I loved this book. I thought the wordplay was poetic, the settings exotic and surreal, the characters believable, if delusional, and it was topical to...moreI loved this book. I thought the wordplay was poetic, the settings exotic and surreal, the characters believable, if delusional, and it was topical to contemporary social issues, specifically the two-edged sword of contemporary sexual issues -- obsessive desire as relief from world-weariness and the dangers of sexually transmitted disease. At one point a character asks “Is Palimpsest a heaven or a hospital?” The city Palimpsest is a marvelous symbol for contemporary life with its obsessions with pleasure, addiction, and pain.. The poetic language and the fragmented storyline create a definite nonlinear progression, but as the stories of the four major characters searching for each other in two worlds swirl together, the miasmic effect coalesces into a wonderful resolution.(less)

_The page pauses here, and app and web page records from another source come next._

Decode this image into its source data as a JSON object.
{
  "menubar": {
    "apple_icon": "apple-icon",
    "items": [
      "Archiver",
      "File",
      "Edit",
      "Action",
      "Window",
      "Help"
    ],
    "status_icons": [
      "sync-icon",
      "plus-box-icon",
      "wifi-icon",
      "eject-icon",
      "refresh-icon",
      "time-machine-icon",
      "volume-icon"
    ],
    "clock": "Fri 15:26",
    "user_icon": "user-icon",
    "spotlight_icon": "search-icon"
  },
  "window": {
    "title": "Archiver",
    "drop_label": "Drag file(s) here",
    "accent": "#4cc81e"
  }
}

This book is not perfect. It has a lot of early stuff of Zelazny that shows the studential quality that one would expect of any early work. BUT --- it...moreThis book is not perfect. It has a lot of early stuff of Zelazny that shows the studential quality that one would expect of any early work. BUT --- it contains the three wonderful (10 STAR!) early stories that "shaped" Zelazny's style: "A Rose for Ecclesiastes," "The Doors of his Face, the Lamps of His Mouth," and the short novel "He Who Shapes." They are great! -- and it is great to read them within the context of other stuff he was writing at the time.
Also, there are two introductions and a great deal of editor's notes on Zelazny's own opinions of his early writings. Very interesting!(less)

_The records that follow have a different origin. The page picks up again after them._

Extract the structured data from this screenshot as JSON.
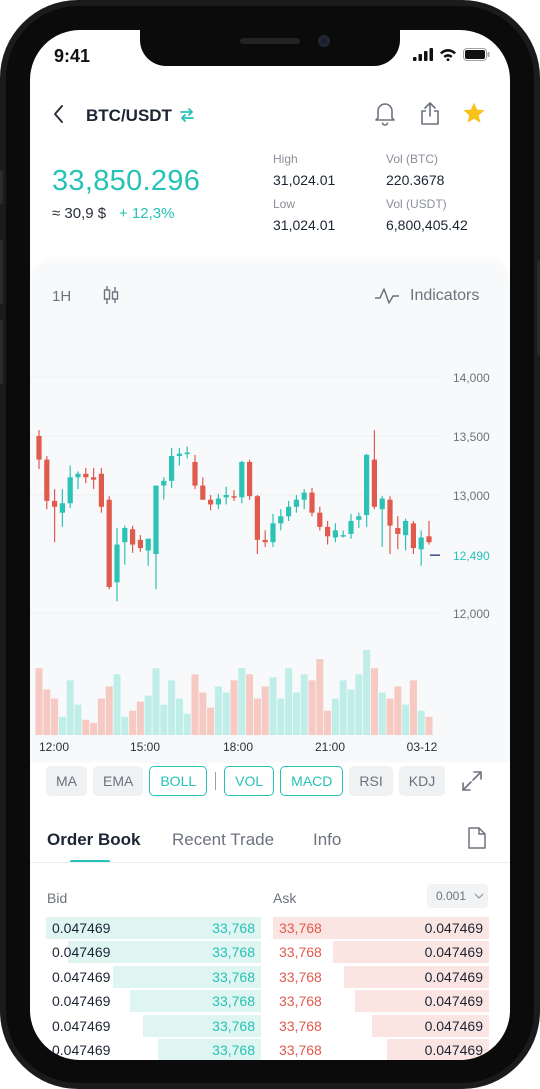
{
  "status_bar": {
    "time": "9:41"
  },
  "header": {
    "pair": "BTC/USDT"
  },
  "price": {
    "last": "33,850.296",
    "fiat": "≈ 30,9 $",
    "change": "+ 12,3%",
    "high_label": "High",
    "high_value": "31,024.01",
    "low_label": "Low",
    "low_value": "31,024.01",
    "vol_btc_label": "Vol (BTC)",
    "vol_btc_value": "220.3678",
    "vol_usdt_label": "Vol (USDT)",
    "vol_usdt_value": "6,800,405.42"
  },
  "chart_controls": {
    "interval": "1H",
    "indicators_label": "Indicators"
  },
  "chart_data": {
    "type": "candlestick",
    "y_ticks": [
      "14,000",
      "13,500",
      "13,000",
      "12,490",
      "12,000"
    ],
    "current_price_label": "12,490",
    "x_ticks": [
      "12:00",
      "15:00",
      "18:00",
      "21:00",
      "03-12"
    ],
    "colors": {
      "up": "#2cc3b5",
      "down": "#e05a4e",
      "up_volume": "#bfeee8",
      "down_volume": "#f6c9c3"
    },
    "candles": [
      {
        "o": 13500,
        "h": 13550,
        "l": 13220,
        "c": 13300
      },
      {
        "o": 13300,
        "h": 13330,
        "l": 12880,
        "c": 12950
      },
      {
        "o": 12950,
        "h": 13050,
        "l": 12600,
        "c": 12900
      },
      {
        "o": 12850,
        "h": 13050,
        "l": 12730,
        "c": 12930
      },
      {
        "o": 12930,
        "h": 13250,
        "l": 12890,
        "c": 13150
      },
      {
        "o": 13150,
        "h": 13200,
        "l": 13050,
        "c": 13180
      },
      {
        "o": 13180,
        "h": 13230,
        "l": 13100,
        "c": 13150
      },
      {
        "o": 13150,
        "h": 13230,
        "l": 13050,
        "c": 13130
      },
      {
        "o": 13180,
        "h": 13230,
        "l": 12850,
        "c": 12900
      },
      {
        "o": 12960,
        "h": 12990,
        "l": 12200,
        "c": 12220
      },
      {
        "o": 12260,
        "h": 12720,
        "l": 12100,
        "c": 12580
      },
      {
        "o": 12600,
        "h": 12740,
        "l": 12410,
        "c": 12720
      },
      {
        "o": 12710,
        "h": 12740,
        "l": 12510,
        "c": 12580
      },
      {
        "o": 12620,
        "h": 12660,
        "l": 12520,
        "c": 12550
      },
      {
        "o": 12530,
        "h": 12620,
        "l": 12400,
        "c": 12630
      },
      {
        "o": 12500,
        "h": 12720,
        "l": 12200,
        "c": 13080
      },
      {
        "o": 13080,
        "h": 13150,
        "l": 12960,
        "c": 13120
      },
      {
        "o": 13120,
        "h": 13400,
        "l": 13060,
        "c": 13330
      },
      {
        "o": 13330,
        "h": 13400,
        "l": 13250,
        "c": 13350
      },
      {
        "o": 13350,
        "h": 13410,
        "l": 13310,
        "c": 13360
      },
      {
        "o": 13280,
        "h": 13340,
        "l": 13050,
        "c": 13080
      },
      {
        "o": 13080,
        "h": 13150,
        "l": 12960,
        "c": 12960
      },
      {
        "o": 12960,
        "h": 13000,
        "l": 12870,
        "c": 12920
      },
      {
        "o": 12920,
        "h": 13010,
        "l": 12880,
        "c": 12970
      },
      {
        "o": 12980,
        "h": 13070,
        "l": 12920,
        "c": 13000
      },
      {
        "o": 12990,
        "h": 13040,
        "l": 12950,
        "c": 12980
      },
      {
        "o": 12980,
        "h": 13290,
        "l": 12930,
        "c": 13280
      },
      {
        "o": 13280,
        "h": 13300,
        "l": 12960,
        "c": 12990
      },
      {
        "o": 12990,
        "h": 13000,
        "l": 12500,
        "c": 12620
      },
      {
        "o": 12620,
        "h": 12700,
        "l": 12560,
        "c": 12600
      },
      {
        "o": 12600,
        "h": 12840,
        "l": 12560,
        "c": 12760
      },
      {
        "o": 12760,
        "h": 12880,
        "l": 12700,
        "c": 12820
      },
      {
        "o": 12820,
        "h": 12950,
        "l": 12780,
        "c": 12900
      },
      {
        "o": 12900,
        "h": 13000,
        "l": 12850,
        "c": 12960
      },
      {
        "o": 12960,
        "h": 13050,
        "l": 12880,
        "c": 13020
      },
      {
        "o": 13020,
        "h": 13060,
        "l": 12820,
        "c": 12850
      },
      {
        "o": 12850,
        "h": 12900,
        "l": 12700,
        "c": 12730
      },
      {
        "o": 12730,
        "h": 12780,
        "l": 12580,
        "c": 12650
      },
      {
        "o": 12640,
        "h": 12760,
        "l": 12600,
        "c": 12700
      },
      {
        "o": 12650,
        "h": 12700,
        "l": 12640,
        "c": 12660
      },
      {
        "o": 12670,
        "h": 12840,
        "l": 12630,
        "c": 12780
      },
      {
        "o": 12790,
        "h": 12850,
        "l": 12720,
        "c": 12820
      },
      {
        "o": 12830,
        "h": 13350,
        "l": 12730,
        "c": 13340
      },
      {
        "o": 13300,
        "h": 13550,
        "l": 12880,
        "c": 12900
      },
      {
        "o": 12880,
        "h": 12990,
        "l": 12560,
        "c": 12970
      },
      {
        "o": 12960,
        "h": 12990,
        "l": 12500,
        "c": 12740
      },
      {
        "o": 12720,
        "h": 12820,
        "l": 12540,
        "c": 12670
      },
      {
        "o": 12660,
        "h": 12800,
        "l": 12530,
        "c": 12780
      },
      {
        "o": 12760,
        "h": 12780,
        "l": 12500,
        "c": 12550
      },
      {
        "o": 12540,
        "h": 12700,
        "l": 12400,
        "c": 12640
      },
      {
        "o": 12650,
        "h": 12780,
        "l": 12580,
        "c": 12600
      }
    ],
    "volumes": [
      22,
      15,
      12,
      6,
      18,
      10,
      5,
      4,
      12,
      16,
      20,
      6,
      8,
      11,
      13,
      22,
      10,
      18,
      12,
      7,
      20,
      14,
      9,
      16,
      14,
      18,
      22,
      20,
      12,
      16,
      19,
      12,
      22,
      14,
      20,
      18,
      25,
      8,
      12,
      18,
      15,
      20,
      28,
      22,
      14,
      12,
      16,
      10,
      18,
      8,
      6
    ]
  },
  "indicators": [
    "MA",
    "EMA",
    "BOLL",
    "VOL",
    "MACD",
    "RSI",
    "KDJ"
  ],
  "order_book": {
    "tabs": [
      "Order Book",
      "Recent Trade",
      "Info"
    ],
    "bid_label": "Bid",
    "ask_label": "Ask",
    "precision": "0.001",
    "rows": [
      {
        "bid_price": "0.047469",
        "bid_amount": "33,768",
        "ask_amount": "33,768",
        "ask_price": "0.047469",
        "bid_depth": 1.0,
        "ask_depth": 1.0
      },
      {
        "bid_price": "0.047469",
        "bid_amount": "33,768",
        "ask_amount": "33,768",
        "ask_price": "0.047469",
        "bid_depth": 0.9,
        "ask_depth": 0.72
      },
      {
        "bid_price": "0.047469",
        "bid_amount": "33,768",
        "ask_amount": "33,768",
        "ask_price": "0.047469",
        "bid_depth": 0.69,
        "ask_depth": 0.67
      },
      {
        "bid_price": "0.047469",
        "bid_amount": "33,768",
        "ask_amount": "33,768",
        "ask_price": "0.047469",
        "bid_depth": 0.61,
        "ask_depth": 0.62
      },
      {
        "bid_price": "0.047469",
        "bid_amount": "33,768",
        "ask_amount": "33,768",
        "ask_price": "0.047469",
        "bid_depth": 0.55,
        "ask_depth": 0.54
      },
      {
        "bid_price": "0.047469",
        "bid_amount": "33,768",
        "ask_amount": "33,768",
        "ask_price": "0.047469",
        "bid_depth": 0.48,
        "ask_depth": 0.47
      }
    ]
  }
}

This novel is a wild ride. It starts off chiefly explaining the Sarl people who live in a society that reminded me of the wild west, complete with cat...moreThis novel is a wild ride. It starts off chiefly explaining the Sarl people who live in a society that reminded me of the wild west, complete with cattle rustling (weird space cattle), saloon fights, and the omnipresent question of who's gonna run the ranch (or be the king). It is one of Banks's "Culture" novels and it does quite a lot to explain more about The Culture, for a princess of the royal family of the Sarl was given to The Culture, that conglomerate of "mongrel-utopians", to act in their "Special Circumstances" department. Though she begins this novel by returning to her homeworld, her presence does a lot to explain the way The Culture works.
Like all the "Culture" novels "Matter" is not so much about the Culture as it is about one of the worlds on the periphery of the Culture. And what a world Sursamen is! -- an artificial "Shellworld" composed of levels each with its own type of atmosphere and environment; the Sarl live on Level 8, one of the 2 "land" levels. These Shellworlds were built by a race of beings who are now eons dead. There are thousands of them that compose a circle around the galaxy. Most of them are dead, but about 4 thousand remain active. We get to know Sursamen through the royal family of the Sarl.

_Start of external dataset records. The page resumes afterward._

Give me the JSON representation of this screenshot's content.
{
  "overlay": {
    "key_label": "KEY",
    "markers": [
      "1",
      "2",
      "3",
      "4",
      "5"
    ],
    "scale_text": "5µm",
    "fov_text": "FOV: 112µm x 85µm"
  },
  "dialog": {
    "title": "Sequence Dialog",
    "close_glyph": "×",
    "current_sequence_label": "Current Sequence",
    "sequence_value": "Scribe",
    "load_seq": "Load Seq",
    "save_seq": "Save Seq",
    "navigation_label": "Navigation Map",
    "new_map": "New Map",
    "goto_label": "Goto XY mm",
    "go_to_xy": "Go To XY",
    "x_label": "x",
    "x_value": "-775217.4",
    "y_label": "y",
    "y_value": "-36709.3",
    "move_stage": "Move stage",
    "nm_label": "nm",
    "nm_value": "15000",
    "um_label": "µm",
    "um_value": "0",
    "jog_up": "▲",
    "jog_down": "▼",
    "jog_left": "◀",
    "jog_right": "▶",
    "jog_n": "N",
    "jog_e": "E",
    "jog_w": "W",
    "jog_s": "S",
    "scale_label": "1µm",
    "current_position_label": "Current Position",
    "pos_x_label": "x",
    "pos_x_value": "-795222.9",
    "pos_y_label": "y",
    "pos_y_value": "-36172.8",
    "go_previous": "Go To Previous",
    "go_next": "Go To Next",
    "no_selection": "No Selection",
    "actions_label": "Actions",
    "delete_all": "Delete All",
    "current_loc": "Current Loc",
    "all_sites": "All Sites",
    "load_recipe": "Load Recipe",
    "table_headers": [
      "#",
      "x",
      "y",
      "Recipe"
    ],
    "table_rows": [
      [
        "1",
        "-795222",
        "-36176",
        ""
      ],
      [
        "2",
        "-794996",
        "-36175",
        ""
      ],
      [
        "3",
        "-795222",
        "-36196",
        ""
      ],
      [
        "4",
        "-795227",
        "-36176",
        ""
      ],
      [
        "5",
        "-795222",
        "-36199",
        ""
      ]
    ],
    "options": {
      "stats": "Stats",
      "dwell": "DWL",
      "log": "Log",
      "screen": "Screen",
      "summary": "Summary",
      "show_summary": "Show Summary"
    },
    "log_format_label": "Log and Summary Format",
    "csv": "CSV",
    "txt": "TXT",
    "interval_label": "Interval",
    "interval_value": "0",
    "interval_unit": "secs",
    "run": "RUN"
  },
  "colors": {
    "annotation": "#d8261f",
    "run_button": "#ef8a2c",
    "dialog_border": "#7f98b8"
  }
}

Ferbin, a prince of the royal family, is chased offworld, but returns for a "showdown" with the villains of the story. But the last 100 pages are nothing like what I expected them to be. The story goes from its wild west format into a wild journey full of cataclysmic events and long dead artifacts returning to life that kept me on the edge of my seat through what was a really exciting whirlwind adventure. The characters are asked to question their place, not only among the Sarl, but among this magnificent universe in its totality.
Billy Pilgrim is unstuck in time. And it's the best thing to happen to literature since Death kindly stopped for Emily Dickenson. A re-read of this cl...moreBilly Pilgrim is unstuck in time. And it's the best thing to happen to literature since Death kindly stopped for Emily Dickenson. A re-read of this classic is a must to remind me every now and then of the absurdity of existence, and of how hopeful is that very concept.(less)